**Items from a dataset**
━━━━━━

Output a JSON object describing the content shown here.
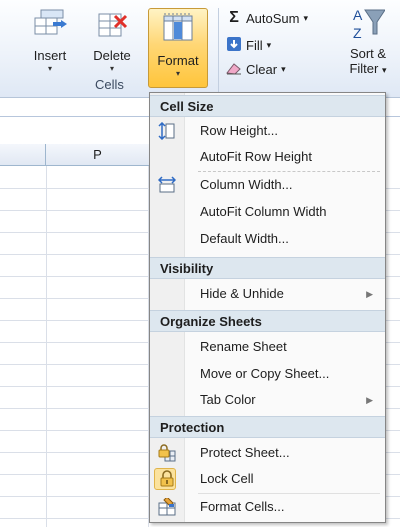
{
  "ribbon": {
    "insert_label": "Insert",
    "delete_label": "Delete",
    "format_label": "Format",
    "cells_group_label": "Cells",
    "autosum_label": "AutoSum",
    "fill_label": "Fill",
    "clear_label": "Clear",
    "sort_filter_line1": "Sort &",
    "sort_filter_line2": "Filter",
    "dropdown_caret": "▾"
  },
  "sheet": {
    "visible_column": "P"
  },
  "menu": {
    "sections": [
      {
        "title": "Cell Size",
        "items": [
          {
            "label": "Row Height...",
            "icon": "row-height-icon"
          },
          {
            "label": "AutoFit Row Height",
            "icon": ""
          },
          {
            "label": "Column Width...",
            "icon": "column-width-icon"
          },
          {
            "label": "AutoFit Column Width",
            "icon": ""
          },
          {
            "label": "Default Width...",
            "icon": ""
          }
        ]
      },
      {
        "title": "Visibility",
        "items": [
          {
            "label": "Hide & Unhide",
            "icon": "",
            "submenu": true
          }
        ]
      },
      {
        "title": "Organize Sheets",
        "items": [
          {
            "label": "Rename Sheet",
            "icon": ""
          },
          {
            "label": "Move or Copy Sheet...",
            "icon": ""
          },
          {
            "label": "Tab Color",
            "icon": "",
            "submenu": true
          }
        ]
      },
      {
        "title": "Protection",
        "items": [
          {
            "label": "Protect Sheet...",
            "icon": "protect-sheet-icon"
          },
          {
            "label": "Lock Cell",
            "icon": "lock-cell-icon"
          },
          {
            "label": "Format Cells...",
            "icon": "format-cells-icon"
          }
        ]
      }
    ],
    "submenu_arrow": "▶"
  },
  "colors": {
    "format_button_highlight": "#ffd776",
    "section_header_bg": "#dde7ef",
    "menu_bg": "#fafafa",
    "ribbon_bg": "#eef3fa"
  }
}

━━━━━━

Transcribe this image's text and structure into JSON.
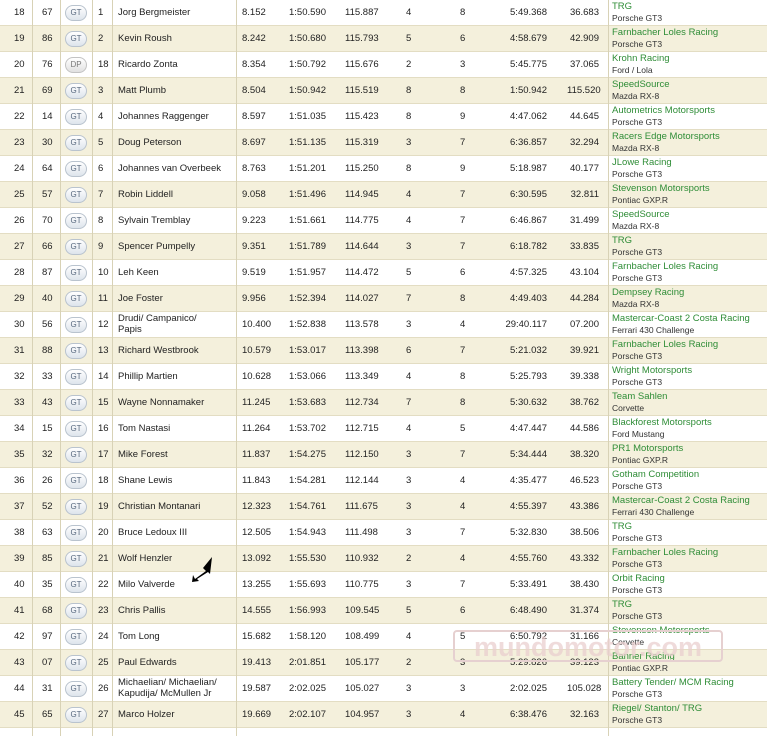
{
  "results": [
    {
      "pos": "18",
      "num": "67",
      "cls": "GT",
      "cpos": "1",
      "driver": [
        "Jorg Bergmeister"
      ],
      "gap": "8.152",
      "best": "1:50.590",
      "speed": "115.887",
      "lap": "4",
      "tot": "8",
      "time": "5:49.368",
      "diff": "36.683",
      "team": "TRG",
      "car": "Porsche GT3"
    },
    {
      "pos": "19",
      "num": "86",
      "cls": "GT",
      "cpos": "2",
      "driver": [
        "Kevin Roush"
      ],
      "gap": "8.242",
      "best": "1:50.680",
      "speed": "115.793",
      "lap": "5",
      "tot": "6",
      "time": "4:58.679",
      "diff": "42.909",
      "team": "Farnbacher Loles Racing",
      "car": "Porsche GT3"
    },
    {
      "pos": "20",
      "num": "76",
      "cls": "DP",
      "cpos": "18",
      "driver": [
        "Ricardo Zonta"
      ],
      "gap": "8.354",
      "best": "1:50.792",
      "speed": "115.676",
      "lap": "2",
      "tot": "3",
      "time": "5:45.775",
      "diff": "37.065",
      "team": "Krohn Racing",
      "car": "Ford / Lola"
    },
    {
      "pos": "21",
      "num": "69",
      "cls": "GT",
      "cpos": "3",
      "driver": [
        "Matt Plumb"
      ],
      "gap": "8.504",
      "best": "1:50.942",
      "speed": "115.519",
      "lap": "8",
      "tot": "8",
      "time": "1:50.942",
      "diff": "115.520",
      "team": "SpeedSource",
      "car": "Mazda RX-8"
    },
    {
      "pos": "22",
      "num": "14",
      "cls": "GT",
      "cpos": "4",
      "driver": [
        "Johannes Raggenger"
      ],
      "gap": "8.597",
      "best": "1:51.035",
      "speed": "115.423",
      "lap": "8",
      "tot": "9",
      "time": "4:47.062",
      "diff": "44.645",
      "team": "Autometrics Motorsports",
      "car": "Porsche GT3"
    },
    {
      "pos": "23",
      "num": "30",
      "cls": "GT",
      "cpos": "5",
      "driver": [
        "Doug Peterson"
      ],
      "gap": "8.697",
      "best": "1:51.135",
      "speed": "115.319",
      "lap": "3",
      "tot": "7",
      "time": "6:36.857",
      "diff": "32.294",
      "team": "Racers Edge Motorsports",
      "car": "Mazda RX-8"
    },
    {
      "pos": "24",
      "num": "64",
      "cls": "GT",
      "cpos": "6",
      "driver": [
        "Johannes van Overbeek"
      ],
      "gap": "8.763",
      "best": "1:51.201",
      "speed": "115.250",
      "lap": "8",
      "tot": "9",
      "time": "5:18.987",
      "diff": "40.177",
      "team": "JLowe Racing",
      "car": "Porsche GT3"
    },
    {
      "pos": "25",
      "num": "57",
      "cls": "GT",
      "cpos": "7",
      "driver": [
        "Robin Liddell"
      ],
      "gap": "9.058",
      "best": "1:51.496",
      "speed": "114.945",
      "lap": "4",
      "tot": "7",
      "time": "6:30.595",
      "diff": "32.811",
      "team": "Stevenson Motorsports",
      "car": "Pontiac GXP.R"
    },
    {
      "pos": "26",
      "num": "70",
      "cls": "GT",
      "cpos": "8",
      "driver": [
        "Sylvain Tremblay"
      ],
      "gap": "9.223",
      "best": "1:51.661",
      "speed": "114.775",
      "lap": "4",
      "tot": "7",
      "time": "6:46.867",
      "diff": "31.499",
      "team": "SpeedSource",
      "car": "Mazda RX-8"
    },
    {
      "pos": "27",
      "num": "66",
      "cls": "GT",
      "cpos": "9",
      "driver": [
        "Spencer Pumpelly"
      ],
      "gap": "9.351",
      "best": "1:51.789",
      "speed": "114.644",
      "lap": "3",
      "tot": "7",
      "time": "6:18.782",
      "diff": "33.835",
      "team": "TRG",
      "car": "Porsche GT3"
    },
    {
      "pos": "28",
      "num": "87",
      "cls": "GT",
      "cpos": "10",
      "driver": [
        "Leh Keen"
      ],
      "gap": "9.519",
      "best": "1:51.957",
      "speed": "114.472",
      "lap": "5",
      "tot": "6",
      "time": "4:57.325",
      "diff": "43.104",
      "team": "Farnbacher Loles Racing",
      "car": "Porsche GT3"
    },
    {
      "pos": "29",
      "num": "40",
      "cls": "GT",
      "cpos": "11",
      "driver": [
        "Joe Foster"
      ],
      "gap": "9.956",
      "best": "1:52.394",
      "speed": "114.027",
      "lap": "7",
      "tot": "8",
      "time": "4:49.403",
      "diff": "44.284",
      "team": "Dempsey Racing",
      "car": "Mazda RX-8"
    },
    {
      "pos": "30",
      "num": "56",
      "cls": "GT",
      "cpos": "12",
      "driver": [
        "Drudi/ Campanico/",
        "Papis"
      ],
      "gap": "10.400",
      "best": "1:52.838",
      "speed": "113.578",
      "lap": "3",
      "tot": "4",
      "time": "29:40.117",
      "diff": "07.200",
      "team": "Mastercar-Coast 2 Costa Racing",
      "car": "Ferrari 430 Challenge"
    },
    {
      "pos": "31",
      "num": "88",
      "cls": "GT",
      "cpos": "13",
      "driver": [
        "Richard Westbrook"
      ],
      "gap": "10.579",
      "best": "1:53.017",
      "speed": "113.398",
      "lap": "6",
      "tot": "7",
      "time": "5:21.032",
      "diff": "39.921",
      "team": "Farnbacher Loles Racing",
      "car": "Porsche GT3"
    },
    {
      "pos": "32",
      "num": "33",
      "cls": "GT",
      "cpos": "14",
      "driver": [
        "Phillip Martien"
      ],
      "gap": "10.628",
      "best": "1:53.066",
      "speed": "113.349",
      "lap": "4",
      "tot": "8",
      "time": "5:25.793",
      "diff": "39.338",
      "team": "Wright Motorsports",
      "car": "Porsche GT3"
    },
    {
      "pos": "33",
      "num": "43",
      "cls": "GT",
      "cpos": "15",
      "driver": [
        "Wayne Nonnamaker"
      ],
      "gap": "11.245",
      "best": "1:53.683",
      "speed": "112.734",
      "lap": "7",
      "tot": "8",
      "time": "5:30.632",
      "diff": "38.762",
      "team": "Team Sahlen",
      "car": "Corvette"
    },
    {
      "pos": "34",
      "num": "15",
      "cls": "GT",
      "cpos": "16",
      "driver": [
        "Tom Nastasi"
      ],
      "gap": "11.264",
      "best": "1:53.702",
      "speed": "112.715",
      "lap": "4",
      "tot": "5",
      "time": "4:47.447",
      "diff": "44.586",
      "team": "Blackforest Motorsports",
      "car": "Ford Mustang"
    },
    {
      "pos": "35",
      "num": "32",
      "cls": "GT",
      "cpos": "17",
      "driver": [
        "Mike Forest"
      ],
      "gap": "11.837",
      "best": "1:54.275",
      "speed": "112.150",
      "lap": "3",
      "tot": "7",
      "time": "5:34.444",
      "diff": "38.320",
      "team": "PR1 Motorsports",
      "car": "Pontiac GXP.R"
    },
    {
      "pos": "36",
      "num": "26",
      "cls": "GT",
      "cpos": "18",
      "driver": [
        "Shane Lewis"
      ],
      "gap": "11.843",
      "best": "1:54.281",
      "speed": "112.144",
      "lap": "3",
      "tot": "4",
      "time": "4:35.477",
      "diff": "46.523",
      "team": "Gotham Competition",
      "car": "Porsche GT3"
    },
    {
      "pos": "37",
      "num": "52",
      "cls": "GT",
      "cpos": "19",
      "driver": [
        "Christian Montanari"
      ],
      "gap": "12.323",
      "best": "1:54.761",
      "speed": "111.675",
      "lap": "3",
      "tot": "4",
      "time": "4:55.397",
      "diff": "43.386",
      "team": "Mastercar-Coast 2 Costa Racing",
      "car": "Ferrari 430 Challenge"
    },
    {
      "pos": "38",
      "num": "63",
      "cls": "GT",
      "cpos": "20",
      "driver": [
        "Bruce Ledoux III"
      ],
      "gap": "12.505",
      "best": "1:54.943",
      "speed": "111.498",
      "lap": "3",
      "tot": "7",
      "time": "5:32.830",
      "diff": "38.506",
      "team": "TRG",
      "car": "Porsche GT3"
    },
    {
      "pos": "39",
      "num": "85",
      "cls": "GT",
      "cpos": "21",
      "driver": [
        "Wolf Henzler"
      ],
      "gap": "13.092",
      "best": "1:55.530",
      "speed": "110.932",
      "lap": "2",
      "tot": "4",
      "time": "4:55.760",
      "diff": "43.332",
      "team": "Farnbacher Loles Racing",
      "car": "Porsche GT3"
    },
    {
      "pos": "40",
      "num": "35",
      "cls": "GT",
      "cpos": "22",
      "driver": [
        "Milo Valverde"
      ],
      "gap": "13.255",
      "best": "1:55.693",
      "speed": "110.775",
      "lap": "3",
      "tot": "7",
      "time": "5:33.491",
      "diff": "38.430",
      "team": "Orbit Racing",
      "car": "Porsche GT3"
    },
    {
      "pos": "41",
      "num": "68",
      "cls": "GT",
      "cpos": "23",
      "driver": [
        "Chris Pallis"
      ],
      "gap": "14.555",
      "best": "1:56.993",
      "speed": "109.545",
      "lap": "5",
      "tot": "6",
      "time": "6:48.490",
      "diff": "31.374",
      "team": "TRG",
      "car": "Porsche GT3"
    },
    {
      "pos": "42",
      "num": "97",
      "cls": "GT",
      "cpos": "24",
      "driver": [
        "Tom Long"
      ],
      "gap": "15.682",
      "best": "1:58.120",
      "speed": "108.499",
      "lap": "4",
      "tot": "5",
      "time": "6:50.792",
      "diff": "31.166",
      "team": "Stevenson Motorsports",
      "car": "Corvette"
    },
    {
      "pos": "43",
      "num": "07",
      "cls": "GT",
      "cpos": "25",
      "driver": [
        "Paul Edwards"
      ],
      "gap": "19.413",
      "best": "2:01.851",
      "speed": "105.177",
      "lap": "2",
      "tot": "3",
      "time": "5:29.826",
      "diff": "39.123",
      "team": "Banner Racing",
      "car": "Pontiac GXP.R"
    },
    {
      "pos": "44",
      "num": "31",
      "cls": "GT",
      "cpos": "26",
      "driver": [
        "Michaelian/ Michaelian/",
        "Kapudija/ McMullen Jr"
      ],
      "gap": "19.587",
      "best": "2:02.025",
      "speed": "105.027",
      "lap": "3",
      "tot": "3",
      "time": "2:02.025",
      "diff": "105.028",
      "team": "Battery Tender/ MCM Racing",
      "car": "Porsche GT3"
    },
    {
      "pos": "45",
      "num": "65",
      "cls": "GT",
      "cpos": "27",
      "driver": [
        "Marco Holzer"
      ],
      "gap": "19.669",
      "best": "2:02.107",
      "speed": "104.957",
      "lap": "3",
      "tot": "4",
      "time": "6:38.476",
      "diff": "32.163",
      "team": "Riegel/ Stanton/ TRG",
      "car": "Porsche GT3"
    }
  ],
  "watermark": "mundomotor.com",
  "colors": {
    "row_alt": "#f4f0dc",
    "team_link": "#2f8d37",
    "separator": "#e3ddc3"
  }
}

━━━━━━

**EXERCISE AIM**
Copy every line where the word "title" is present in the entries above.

**TASK RESULT**
        "title": "Cell Size",
        "title": "Visibility",
        "title": "Organize Sheets",
        "title": "Protection",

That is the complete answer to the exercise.